Data extract |
************

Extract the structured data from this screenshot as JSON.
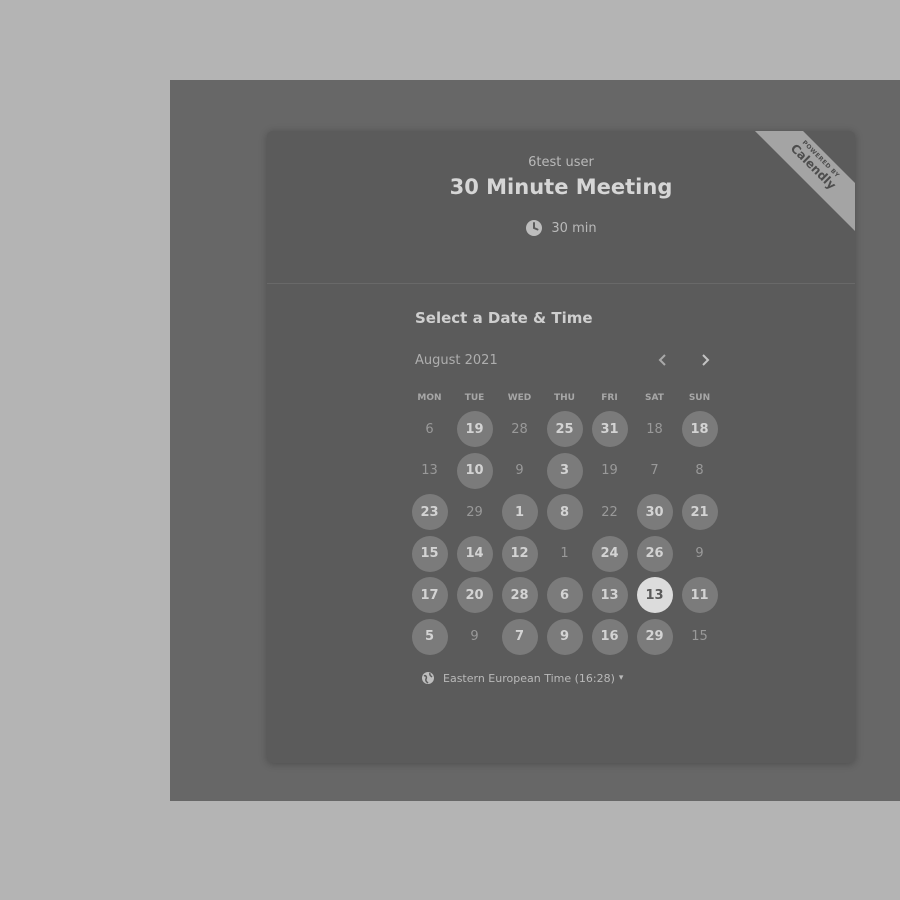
{
  "event": {
    "organizer": "6test user",
    "title": "30 Minute Meeting",
    "duration": "30 min"
  },
  "badge": {
    "line1": "POWERED BY",
    "line2": "Calendly"
  },
  "calendar": {
    "heading": "Select a Date & Time",
    "month": "August 2021",
    "prev_icon": "chevron-left-icon",
    "next_icon": "chevron-right-icon",
    "weekdays": [
      "MON",
      "TUE",
      "WED",
      "THU",
      "FRI",
      "SAT",
      "SUN"
    ],
    "days": [
      {
        "label": "6",
        "state": "unavailable"
      },
      {
        "label": "19",
        "state": "available"
      },
      {
        "label": "28",
        "state": "unavailable"
      },
      {
        "label": "25",
        "state": "available"
      },
      {
        "label": "31",
        "state": "available"
      },
      {
        "label": "18",
        "state": "unavailable"
      },
      {
        "label": "18",
        "state": "available"
      },
      {
        "label": "13",
        "state": "unavailable"
      },
      {
        "label": "10",
        "state": "available"
      },
      {
        "label": "9",
        "state": "unavailable"
      },
      {
        "label": "3",
        "state": "available"
      },
      {
        "label": "19",
        "state": "unavailable"
      },
      {
        "label": "7",
        "state": "unavailable"
      },
      {
        "label": "8",
        "state": "unavailable"
      },
      {
        "label": "23",
        "state": "available"
      },
      {
        "label": "29",
        "state": "unavailable"
      },
      {
        "label": "1",
        "state": "available"
      },
      {
        "label": "8",
        "state": "available"
      },
      {
        "label": "22",
        "state": "unavailable"
      },
      {
        "label": "30",
        "state": "available"
      },
      {
        "label": "21",
        "state": "available"
      },
      {
        "label": "15",
        "state": "available"
      },
      {
        "label": "14",
        "state": "available"
      },
      {
        "label": "12",
        "state": "available"
      },
      {
        "label": "1",
        "state": "unavailable"
      },
      {
        "label": "24",
        "state": "available"
      },
      {
        "label": "26",
        "state": "available"
      },
      {
        "label": "9",
        "state": "unavailable"
      },
      {
        "label": "17",
        "state": "available"
      },
      {
        "label": "20",
        "state": "available"
      },
      {
        "label": "28",
        "state": "available"
      },
      {
        "label": "6",
        "state": "available"
      },
      {
        "label": "13",
        "state": "available"
      },
      {
        "label": "13",
        "state": "selected"
      },
      {
        "label": "11",
        "state": "available"
      },
      {
        "label": "5",
        "state": "available"
      },
      {
        "label": "9",
        "state": "unavailable"
      },
      {
        "label": "7",
        "state": "available"
      },
      {
        "label": "9",
        "state": "available"
      },
      {
        "label": "16",
        "state": "available"
      },
      {
        "label": "29",
        "state": "available"
      },
      {
        "label": "15",
        "state": "unavailable"
      }
    ]
  },
  "timezone": {
    "icon": "globe-icon",
    "label": "Eastern European Time (16:28)",
    "caret": "▾"
  },
  "colors": {
    "page_background": "#b4b4b4",
    "overlay": "#676767",
    "card": "#5b5b5b",
    "day_available": "#7b7b7b",
    "day_selected": "#dcdcdc"
  }
}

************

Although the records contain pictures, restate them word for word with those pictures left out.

Extract the structured data from this screenshot as JSON.
{
  "event": {
    "organizer": "6test user",
    "title": "30 Minute Meeting",
    "duration": "30 min"
  },
  "badge": {
    "line1": "POWERED BY",
    "line2": "Calendly"
  },
  "calendar": {
    "heading": "Select a Date & Time",
    "month": "August 2021",
    "prev_icon": "chevron-left-icon",
    "next_icon": "chevron-right-icon",
    "weekdays": [
      "MON",
      "TUE",
      "WED",
      "THU",
      "FRI",
      "SAT",
      "SUN"
    ],
    "days": [
      {
        "label": "6",
        "state": "unavailable"
      },
      {
        "label": "19",
        "state": "available"
      },
      {
        "label": "28",
        "state": "unavailable"
      },
      {
        "label": "25",
        "state": "available"
      },
      {
        "label": "31",
        "state": "available"
      },
      {
        "label": "18",
        "state": "unavailable"
      },
      {
        "label": "18",
        "state": "available"
      },
      {
        "label": "13",
        "state": "unavailable"
      },
      {
        "label": "10",
        "state": "available"
      },
      {
        "label": "9",
        "state": "unavailable"
      },
      {
        "label": "3",
        "state": "available"
      },
      {
        "label": "19",
        "state": "unavailable"
      },
      {
        "label": "7",
        "state": "unavailable"
      },
      {
        "label": "8",
        "state": "unavailable"
      },
      {
        "label": "23",
        "state": "available"
      },
      {
        "label": "29",
        "state": "unavailable"
      },
      {
        "label": "1",
        "state": "available"
      },
      {
        "label": "8",
        "state": "available"
      },
      {
        "label": "22",
        "state": "unavailable"
      },
      {
        "label": "30",
        "state": "available"
      },
      {
        "label": "21",
        "state": "available"
      },
      {
        "label": "15",
        "state": "available"
      },
      {
        "label": "14",
        "state": "available"
      },
      {
        "label": "12",
        "state": "available"
      },
      {
        "label": "1",
        "state": "unavailable"
      },
      {
        "label": "24",
        "state": "available"
      },
      {
        "label": "26",
        "state": "available"
      },
      {
        "label": "9",
        "state": "unavailable"
      },
      {
        "label": "17",
        "state": "available"
      },
      {
        "label": "20",
        "state": "available"
      },
      {
        "label": "28",
        "state": "available"
      },
      {
        "label": "6",
        "state": "available"
      },
      {
        "label": "13",
        "state": "available"
      },
      {
        "label": "13",
        "state": "selected"
      },
      {
        "label": "11",
        "state": "available"
      },
      {
        "label": "5",
        "state": "available"
      },
      {
        "label": "9",
        "state": "unavailable"
      },
      {
        "label": "7",
        "state": "available"
      },
      {
        "label": "9",
        "state": "available"
      },
      {
        "label": "16",
        "state": "available"
      },
      {
        "label": "29",
        "state": "available"
      },
      {
        "label": "15",
        "state": "unavailable"
      }
    ]
  },
  "timezone": {
    "icon": "globe-icon",
    "label": "Eastern European Time (16:28)",
    "caret": "▾"
  },
  "colors": {
    "page_background": "#b4b4b4",
    "overlay": "#676767",
    "card": "#5b5b5b",
    "day_available": "#7b7b7b",
    "day_selected": "#dcdcdc"
  }
}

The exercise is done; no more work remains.